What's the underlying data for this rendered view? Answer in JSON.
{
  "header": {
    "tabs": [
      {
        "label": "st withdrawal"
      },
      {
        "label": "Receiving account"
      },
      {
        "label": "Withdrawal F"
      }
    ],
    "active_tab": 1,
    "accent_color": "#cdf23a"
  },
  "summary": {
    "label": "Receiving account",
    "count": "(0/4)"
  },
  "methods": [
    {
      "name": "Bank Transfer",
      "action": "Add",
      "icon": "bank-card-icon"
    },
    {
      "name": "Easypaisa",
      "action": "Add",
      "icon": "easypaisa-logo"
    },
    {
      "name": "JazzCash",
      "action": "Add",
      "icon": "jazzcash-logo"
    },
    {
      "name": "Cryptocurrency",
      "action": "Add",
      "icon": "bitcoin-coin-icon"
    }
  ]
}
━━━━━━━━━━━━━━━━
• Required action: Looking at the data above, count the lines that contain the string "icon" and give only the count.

• Solution: 4